Over the years, banks were generally concentrating on driving economic wealth and maximising shareholders' return. In the past, risk issues, sustainability concerns, protection of customers were not at the top in the priority list of banks, in general. Regulatory compulsion or restrictions were also very limited. Today, a diverse regulatory framework compels banks to care about risk appetite, protection for customers and managing capital in a different manner. It means, the business strategies of banks have undergone major changes and strategies are required to be changed accordingly. The current preferences of banks and risk management strategies must receive due priority in the training and capacity development programmes.
Growing financial crime is one of greatest concerns of the banking industry today. Handling financial crime requires strategic initiatives on several technical issues. However, some motivational and leadership issues are critical in this connection. Bank employees need due motivation to perform. They must be treated with due care and certain targeted soft skill programmes could be specifically relevant to them. On the other side, the expectations for the senior leaderships in banks have also changed drastically. Leaders need to be able to develop and nurture a culture in which people can feel safe in taking measured risks. Soft skills related to motivation and leadership is the need of the time.
Regulatory compliance and corporate behaviours should get optimum focus in designing capacity development programmes for top management and boards. Irrational and unethical behaviours of some boards and top managements were questioned following the most recent financial and economic crisis. It was observed that in many instances huge expectations of profits by the boards and very high compensation packages of top management resulted in excessive risk taking activities and failure of banks. Today, banks' risk management practices heavily depend on the corporate behaviours of the board and top management. For effective banking operation, top leadership network must create congenial environment for developing and nurturing future leaders.
A training wing of a bank or a national level training centre should engage in facilitating and promoting knowledge management in the industry. Such knowledge management covers the range from the bank's own internal intellectual capital to the wealth of data on customer transactions. Knowledge base thus nurtured includes explicit knowledge and implicit knowledge. Explicit knowledge can be transferred easily through books and reports; however, implicit knowledge is not explicitly captured. For a bank, implicit knowledge is very important which is rarely recorded and transferred. The level of implicit knowledge depends upon several factors that include task knowledge, expertise knowledge and level of training. Knowledge management is thus becoming very important in almost all banks since it simplifies the delivery of timely and effective information. It helps managers in formulating strategic, tactical and operational activities in the best ways in order to achieve desired objectives. Knowledge management can lead to many organisational benefits like better solution to problems and decision-making, improved customer services, increasing profits, more innovation and greater creativity. As a knowledge management strategy, action research should get due emphasis in addressing the growing complex challenges of the banking industry.

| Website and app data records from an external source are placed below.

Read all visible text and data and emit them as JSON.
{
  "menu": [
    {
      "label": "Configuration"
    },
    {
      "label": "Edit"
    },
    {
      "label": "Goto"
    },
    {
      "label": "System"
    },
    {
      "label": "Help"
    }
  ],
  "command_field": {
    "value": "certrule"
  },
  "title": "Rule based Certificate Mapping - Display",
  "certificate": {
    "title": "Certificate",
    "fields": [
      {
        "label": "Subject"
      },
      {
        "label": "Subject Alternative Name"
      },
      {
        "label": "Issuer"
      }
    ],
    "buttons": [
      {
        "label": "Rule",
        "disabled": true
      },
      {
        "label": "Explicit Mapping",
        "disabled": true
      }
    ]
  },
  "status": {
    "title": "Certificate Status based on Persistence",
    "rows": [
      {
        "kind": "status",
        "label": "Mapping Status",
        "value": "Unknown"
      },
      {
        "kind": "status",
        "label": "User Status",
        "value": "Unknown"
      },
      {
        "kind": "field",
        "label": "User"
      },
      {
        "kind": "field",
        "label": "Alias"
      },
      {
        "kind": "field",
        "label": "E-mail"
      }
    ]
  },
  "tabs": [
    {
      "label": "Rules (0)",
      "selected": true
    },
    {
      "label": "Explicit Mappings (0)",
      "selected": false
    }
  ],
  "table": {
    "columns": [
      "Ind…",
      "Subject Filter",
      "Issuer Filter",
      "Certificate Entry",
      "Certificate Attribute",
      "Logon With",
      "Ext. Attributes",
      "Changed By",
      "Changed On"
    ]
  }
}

Dr. Shah Md Ahsan Habib is Professor and Director (Training), Bangladesh Institute of Bank Management (BIBM).